In Landrum v. Roddy, 143 Neb. 934, 12 N.W.2d 82, 149 A.L.R. 1041, this court said that guests who accept the hospitality of the driver of an automobile accept whatever risk attends the degree of proficiency of such driver and his usual and customary habits of driving with which they are familiar. See, also, Swengil v. Martin, 125 Neb. 745, 252 N.W. 207; McGrath v. Nugent, 133 Neb. 237, 274 N.W. 549. The court further said that one who knows, appreciates, and deliberately exposes himself to a danger assumes the risk thereof. One cannot deliberately incur an obvious risk of personal injury, especially when preventive measures are at hand, and then hold the author of the danger for the ensuing injury. See 38 Am.Jur., Negligence, s. 171, p. 845. This court held in Landrum v. Roddy, supra: "The maxim `volenti non fit injuria' means: If one, knowing and comprehending the danger, voluntarily exposes himself to it, though not negligent in so doing, he is deemed to have assumed the risk and is precluded from a recovery for an injury resulting therefrom. The maxim is predicated upon the theory of knowledge and appreciation of the danger and voluntary assent thereto. * * * Within the limits of its terms the maxim of `volenti non fit injuria' is applicable to negligence actions in this jurisdiction. * * * In actions based on negligence the defense of assumption of risk under the maxim `volenti non fit injuria' is not inconsistent with the defense of contributory negligence."

Under the facts as heretofore set forth we conclude that the trial court did *568 not commit prejudicial error in giving an instruction on the assumption of risk.

The defendant moved for a directed verdict at the close of the plaintiff's case and at the close of all of the evidence. The facts are sufficient to warrant the court in overruling the motions for directed verdict and taking the case to the jury.

With reference to the instructions, the rule is: "Instructions given to a jury must be construed together, and if when considered as a whole they properly state the law they are sufficient." Price v. King, 161 Neb. 123, 72 N.W.2d 603.

"Instructions must be considered and construed together, and if they are not sufficiently specific in some respects, it is the duty of counsel to offer requests for instructions that will supply the omission and, unless that is done, the judgment will not ordinarily be reversed for such defects." Tate v. Borgman, 167 Neb. 299, 92 N.W.2d 697. See, also, Coyle v. Stopak, 165 Neb. 594, 86 N.W.2d 758.

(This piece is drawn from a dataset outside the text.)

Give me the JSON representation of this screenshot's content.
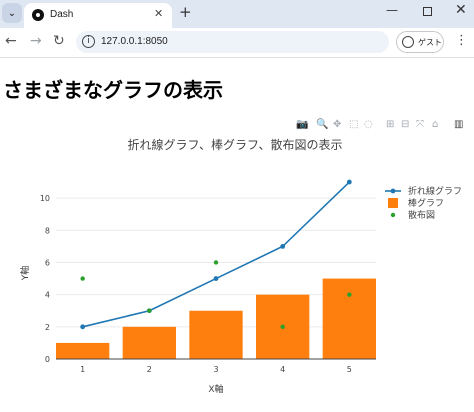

From an examination of the entire record we conclude that the judgment of the trial court should be, and is hereby, affirmed.

Affirmed.